Records from a data source
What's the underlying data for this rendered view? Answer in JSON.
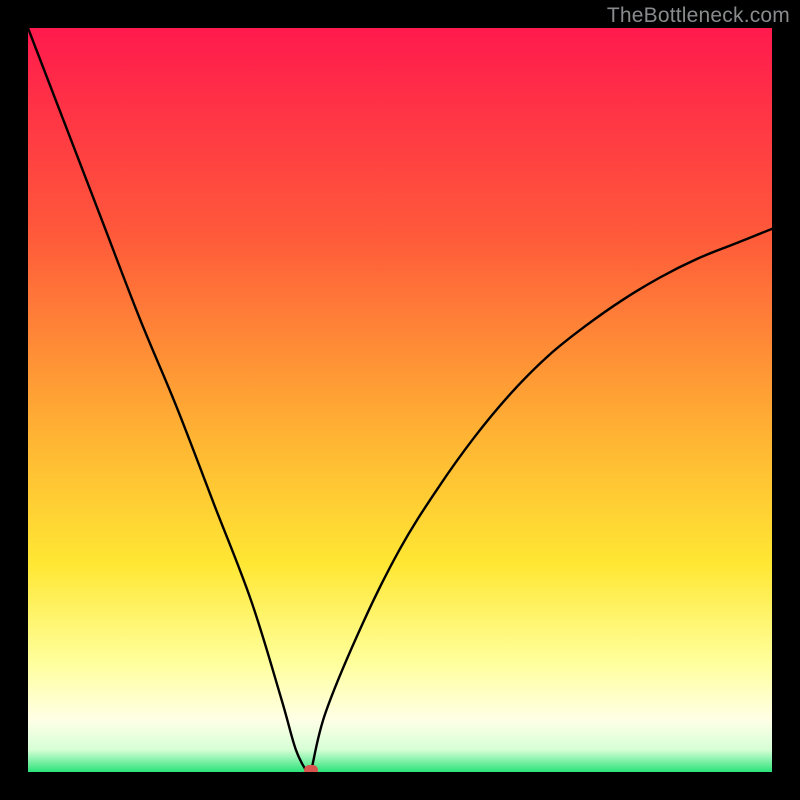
{
  "watermark": "TheBottleneck.com",
  "colors": {
    "top_red": "#ff1a4d",
    "mid_orange": "#ff7a33",
    "yellow": "#ffe733",
    "pale_yellow": "#ffffb3",
    "cream": "#ffffe6",
    "green": "#2be37a",
    "frame": "#000000",
    "curve": "#000000",
    "marker": "#d9544f"
  },
  "chart_data": {
    "type": "line",
    "title": "",
    "xlabel": "",
    "ylabel": "",
    "xlim": [
      0,
      100
    ],
    "ylim": [
      0,
      100
    ],
    "grid": false,
    "series": [
      {
        "name": "bottleneck-curve",
        "x": [
          0,
          5,
          10,
          15,
          20,
          25,
          30,
          34,
          36,
          37.5,
          38,
          40,
          45,
          50,
          55,
          60,
          65,
          70,
          75,
          80,
          85,
          90,
          95,
          100
        ],
        "y": [
          100,
          87,
          74,
          61,
          49,
          36,
          23,
          10,
          3,
          0,
          0,
          8,
          20,
          30,
          38,
          45,
          51,
          56,
          60,
          63.5,
          66.5,
          69,
          71,
          73
        ]
      }
    ],
    "marker": {
      "x": 38,
      "y": 0
    },
    "note": "Values are read off the figure; no axis ticks or labels are visible."
  }
}
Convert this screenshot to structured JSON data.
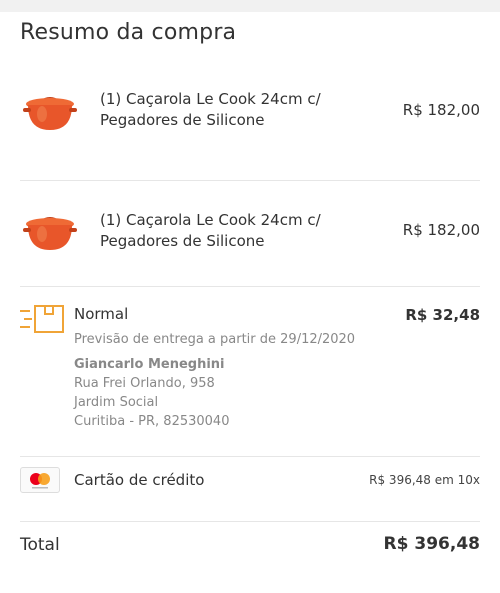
{
  "summary": {
    "title": "Resumo da compra"
  },
  "items": [
    {
      "name_line1": "(1) Caçarola Le Cook 24cm c/",
      "name_line2": "Pegadores de Silicone",
      "price": "R$ 182,00",
      "icon": "casserole-pot-icon"
    },
    {
      "name_line1": "(1) Caçarola Le Cook 24cm c/",
      "name_line2": "Pegadores de Silicone",
      "price": "R$ 182,00",
      "icon": "casserole-pot-icon"
    }
  ],
  "shipping": {
    "icon": "delivery-box-icon",
    "type": "Normal",
    "price": "R$ 32,48",
    "forecast": "Previsão de entrega a partir de 29/12/2020",
    "recipient": "Giancarlo Meneghini",
    "street": "Rua Frei Orlando, 958",
    "neighborhood": "Jardim Social",
    "city": "Curitiba - PR, 82530040"
  },
  "payment": {
    "icon": "mastercard-icon",
    "method": "Cartão de crédito",
    "installments": "R$ 396,48 em 10x"
  },
  "total": {
    "label": "Total",
    "value": "R$ 396,48"
  },
  "colors": {
    "pot_orange": "#e8562a",
    "shipping_icon": "#f0a437",
    "mastercard_red": "#eb001b",
    "mastercard_yellow": "#f79e1b"
  }
}
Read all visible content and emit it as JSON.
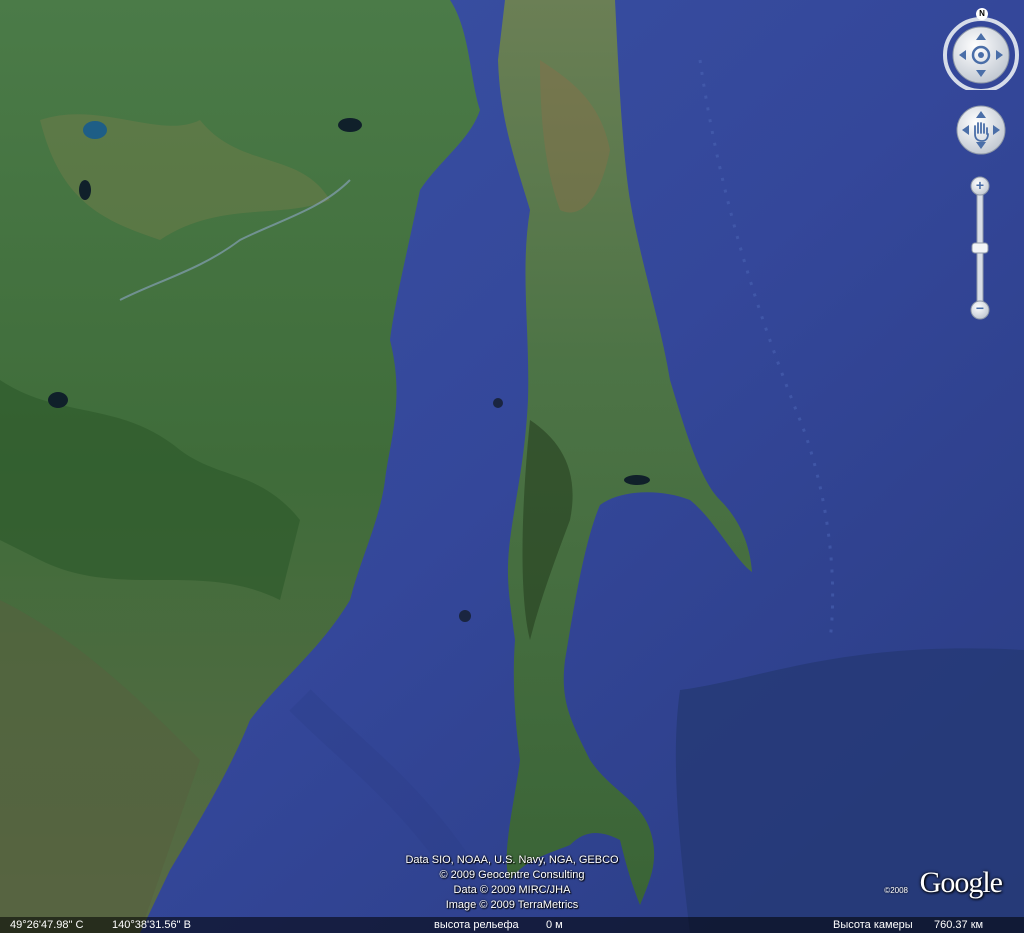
{
  "compass": {
    "north_label": "N"
  },
  "attribution": [
    "Data SIO, NOAA, U.S. Navy, NGA, GEBCO",
    "© 2009 Geocentre Consulting",
    "Data © 2009 MIRC/JHA",
    "Image © 2009 TerraMetrics"
  ],
  "logo": {
    "year": "©2008",
    "text": "Google"
  },
  "status_bar": {
    "latitude": "49°26'47.98\" С",
    "longitude": "140°38'31.56\" В",
    "elevation_label": "высота рельефа",
    "elevation_value": "0 м",
    "camera_label": "Высота камеры",
    "camera_value": "760.37 км"
  },
  "zoom": {
    "plus": "+",
    "minus": "−"
  },
  "colors": {
    "ocean": "#33468f",
    "deep_ocean": "#263977",
    "land": "#3f6b3a",
    "forest": "#2c5a2e"
  }
}
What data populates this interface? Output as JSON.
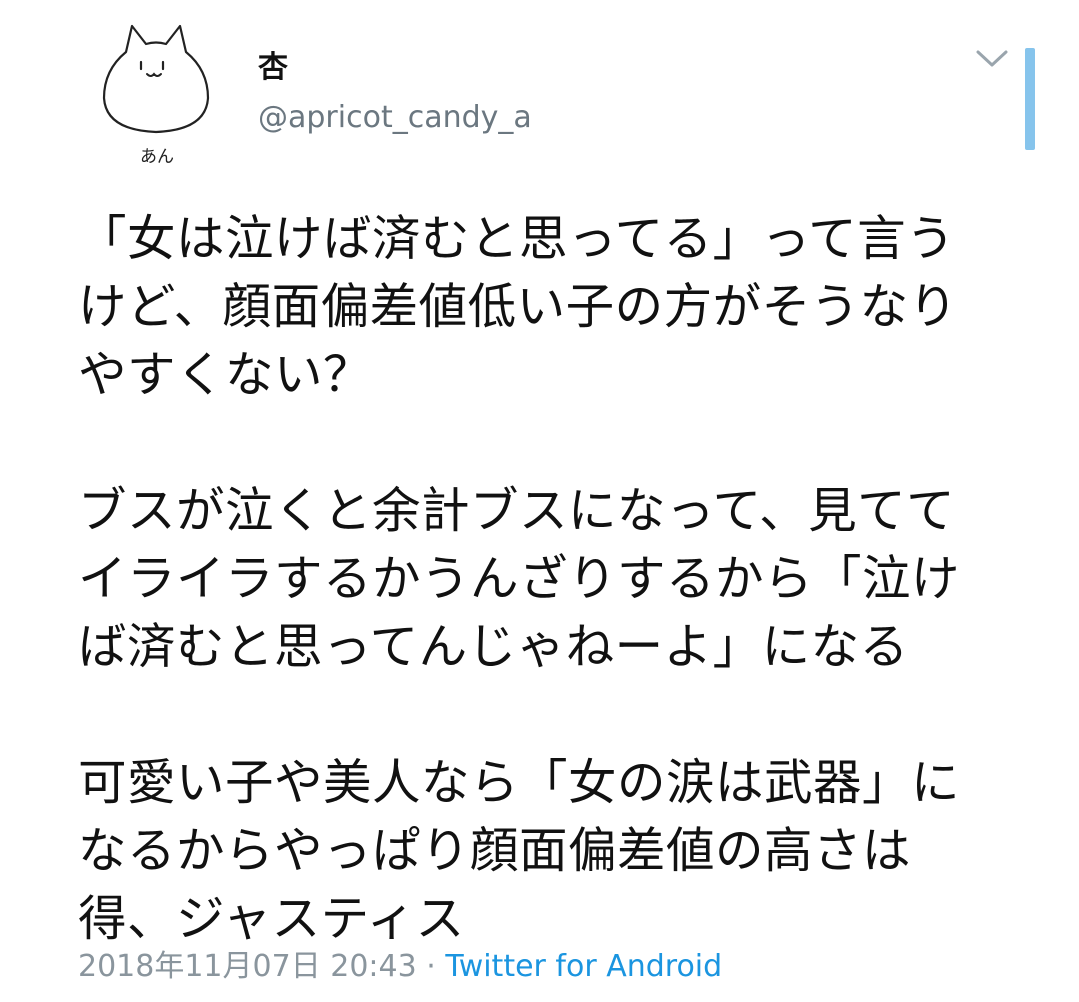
{
  "user": {
    "display_name": "杏",
    "handle": "@apricot_candy_a",
    "avatar_caption": "あん"
  },
  "tweet": {
    "paragraphs": [
      [
        "「女は泣けば済むと思ってる」って言う",
        "けど、顔面偏差値低い子の方がそうなり",
        "やすくない？"
      ],
      [
        "ブスが泣くと余計ブスになって、見てて",
        "イライラするかうんざりするから「泣け",
        "ば済むと思ってんじゃねーよ」になる"
      ],
      [
        "可愛い子や美人なら「女の涙は武器」に",
        "なるからやっぱり顔面偏差値の高さは",
        "得、ジャスティス"
      ]
    ],
    "timestamp": "2018年11月07日 20:43",
    "separator": "·",
    "source": "Twitter for Android"
  },
  "icons": {
    "menu": "chevron-down-icon",
    "avatar": "cat-drawing-avatar"
  },
  "colors": {
    "text": "#111111",
    "secondary": "#6b7780",
    "link": "#1b95e0",
    "scroll_indicator": "#86c4ec"
  }
}
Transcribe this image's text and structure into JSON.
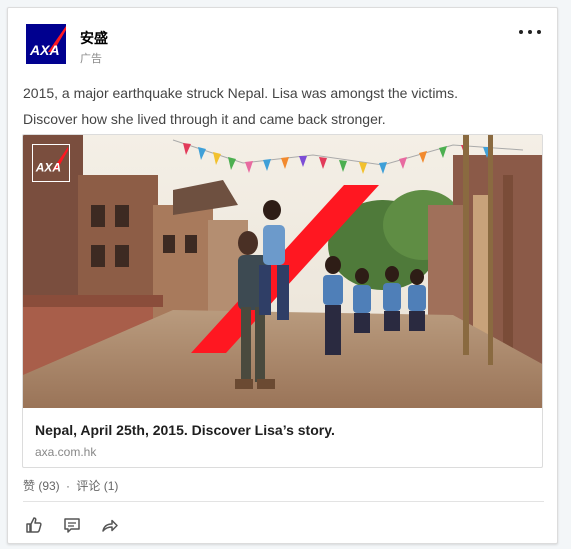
{
  "post": {
    "company_name": "安盛",
    "promoted_label": "广告",
    "more_icon": "more-dots-icon",
    "body_lines": [
      "2015, a major earthquake struck Nepal. Lisa was amongst the victims.",
      "Discover how she lived through it and came back stronger."
    ]
  },
  "ad": {
    "title": "Nepal, April 25th, 2015. Discover Lisa’s story.",
    "domain": "axa.com.hk",
    "logo_text": "AXA"
  },
  "social": {
    "likes": "赞 (93)",
    "separator": "·",
    "comments": "评论 (1)"
  },
  "actions": [
    {
      "name": "like",
      "icon": "thumbs-up-icon"
    },
    {
      "name": "comment",
      "icon": "comment-icon"
    },
    {
      "name": "share",
      "icon": "share-icon"
    }
  ],
  "colors": {
    "axa_blue": "#00008f",
    "axa_red": "#ff1721"
  }
}
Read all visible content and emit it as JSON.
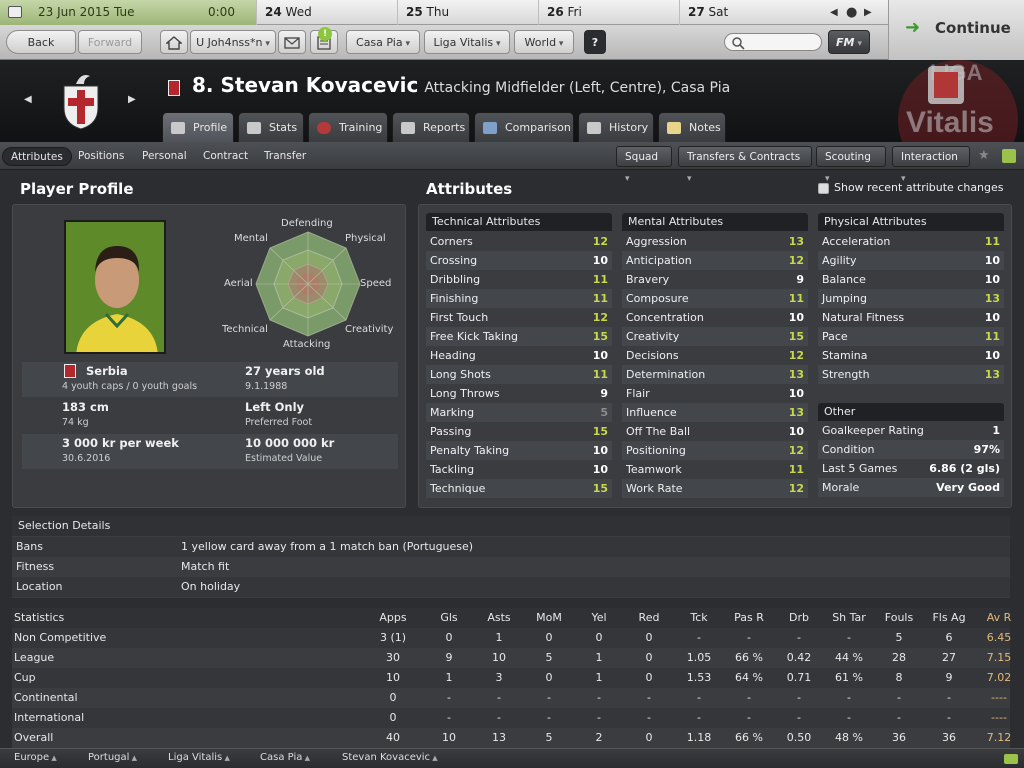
{
  "calendar": {
    "current_date": "23 Jun 2015",
    "current_day": "Tue",
    "time": "0:00",
    "days": [
      {
        "num": "24",
        "day": "Wed"
      },
      {
        "num": "25",
        "day": "Thu"
      },
      {
        "num": "26",
        "day": "Fri"
      },
      {
        "num": "27",
        "day": "Sat"
      }
    ]
  },
  "nav": {
    "back": "Back",
    "forward": "Forward",
    "user": "U Joh4nss*n",
    "club": "Casa Pia",
    "league": "Liga Vitalis",
    "world": "World",
    "help": "?",
    "fm": "FM",
    "continue": "Continue"
  },
  "player": {
    "number_name": "8. Stevan Kovacevic",
    "role": "Attacking Midfielder (Left, Centre), Casa Pia"
  },
  "tabs": [
    "Profile",
    "Stats",
    "Training",
    "Reports",
    "Comparison",
    "History",
    "Notes"
  ],
  "subtabs": [
    "Attributes",
    "Positions",
    "Personal",
    "Contract",
    "Transfer"
  ],
  "subbuttons": [
    "Squad",
    "Transfers & Contracts",
    "Scouting",
    "Interaction"
  ],
  "profile": {
    "title": "Player Profile",
    "nation": "Serbia",
    "caps": "4 youth caps / 0 youth goals",
    "age": "27 years old",
    "dob": "9.1.1988",
    "height": "183 cm",
    "weight": "74 kg",
    "foot": "Left Only",
    "foot_label": "Preferred Foot",
    "wage": "3 000 kr per week",
    "contract_end": "30.6.2016",
    "value": "10 000 000 kr",
    "value_label": "Estimated Value",
    "radar": [
      "Defending",
      "Physical",
      "Speed",
      "Creativity",
      "Attacking",
      "Technical",
      "Aerial",
      "Mental"
    ]
  },
  "attributes": {
    "title": "Attributes",
    "toggle": "Show recent attribute changes",
    "technical": {
      "header": "Technical Attributes",
      "items": [
        [
          "Corners",
          "12"
        ],
        [
          "Crossing",
          "10"
        ],
        [
          "Dribbling",
          "11"
        ],
        [
          "Finishing",
          "11"
        ],
        [
          "First Touch",
          "12"
        ],
        [
          "Free Kick Taking",
          "15"
        ],
        [
          "Heading",
          "10"
        ],
        [
          "Long Shots",
          "11"
        ],
        [
          "Long Throws",
          "9"
        ],
        [
          "Marking",
          "5"
        ],
        [
          "Passing",
          "15"
        ],
        [
          "Penalty Taking",
          "10"
        ],
        [
          "Tackling",
          "10"
        ],
        [
          "Technique",
          "15"
        ]
      ]
    },
    "mental": {
      "header": "Mental Attributes",
      "items": [
        [
          "Aggression",
          "13"
        ],
        [
          "Anticipation",
          "12"
        ],
        [
          "Bravery",
          "9"
        ],
        [
          "Composure",
          "11"
        ],
        [
          "Concentration",
          "10"
        ],
        [
          "Creativity",
          "15"
        ],
        [
          "Decisions",
          "12"
        ],
        [
          "Determination",
          "13"
        ],
        [
          "Flair",
          "10"
        ],
        [
          "Influence",
          "13"
        ],
        [
          "Off The Ball",
          "10"
        ],
        [
          "Positioning",
          "12"
        ],
        [
          "Teamwork",
          "11"
        ],
        [
          "Work Rate",
          "12"
        ]
      ]
    },
    "physical": {
      "header": "Physical Attributes",
      "items": [
        [
          "Acceleration",
          "11"
        ],
        [
          "Agility",
          "10"
        ],
        [
          "Balance",
          "10"
        ],
        [
          "Jumping",
          "13"
        ],
        [
          "Natural Fitness",
          "10"
        ],
        [
          "Pace",
          "11"
        ],
        [
          "Stamina",
          "10"
        ],
        [
          "Strength",
          "13"
        ]
      ]
    },
    "other": {
      "header": "Other",
      "items": [
        [
          "Goalkeeper Rating",
          "1"
        ],
        [
          "Condition",
          "97%"
        ],
        [
          "Last 5 Games",
          "6.86 (2 gls)"
        ],
        [
          "Morale",
          "Very Good"
        ]
      ]
    }
  },
  "selection": {
    "title": "Selection Details",
    "rows": [
      [
        "Bans",
        "1 yellow card away from a 1 match ban (Portuguese)"
      ],
      [
        "Fitness",
        "Match fit"
      ],
      [
        "Location",
        "On holiday"
      ]
    ]
  },
  "stats": {
    "headers": [
      "Statistics",
      "Apps",
      "Gls",
      "Asts",
      "MoM",
      "Yel",
      "Red",
      "Tck",
      "Pas R",
      "Drb",
      "Sh Tar",
      "Fouls",
      "Fls Ag",
      "Av R"
    ],
    "rows": [
      [
        "Non Competitive",
        "3 (1)",
        "0",
        "1",
        "0",
        "0",
        "0",
        "-",
        "-",
        "-",
        "-",
        "5",
        "6",
        "6.45"
      ],
      [
        "League",
        "30",
        "9",
        "10",
        "5",
        "1",
        "0",
        "1.05",
        "66 %",
        "0.42",
        "44 %",
        "28",
        "27",
        "7.15"
      ],
      [
        "Cup",
        "10",
        "1",
        "3",
        "0",
        "1",
        "0",
        "1.53",
        "64 %",
        "0.71",
        "61 %",
        "8",
        "9",
        "7.02"
      ],
      [
        "Continental",
        "0",
        "-",
        "-",
        "-",
        "-",
        "-",
        "-",
        "-",
        "-",
        "-",
        "-",
        "-",
        "----"
      ],
      [
        "International",
        "0",
        "-",
        "-",
        "-",
        "-",
        "-",
        "-",
        "-",
        "-",
        "-",
        "-",
        "-",
        "----"
      ],
      [
        "Overall",
        "40",
        "10",
        "13",
        "5",
        "2",
        "0",
        "1.18",
        "66 %",
        "0.50",
        "48 %",
        "36",
        "36",
        "7.12"
      ]
    ]
  },
  "breadcrumbs": [
    "Europe",
    "Portugal",
    "Liga Vitalis",
    "Casa Pia",
    "Stevan Kovacevic"
  ],
  "colors": {
    "highlight": "#c8d84a",
    "average_rating": "#e4b97b",
    "calendar_current": "#9db577"
  }
}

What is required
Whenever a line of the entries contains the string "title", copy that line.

Exercise output
    "title": "",
    "title": "Resumo da compra"
    "title": "Nepal, April 25th, 2015. Discover Lisa’s story.",
    "title": "Player Profile",
    "title": "Attributes",
    "title": "Selection Details",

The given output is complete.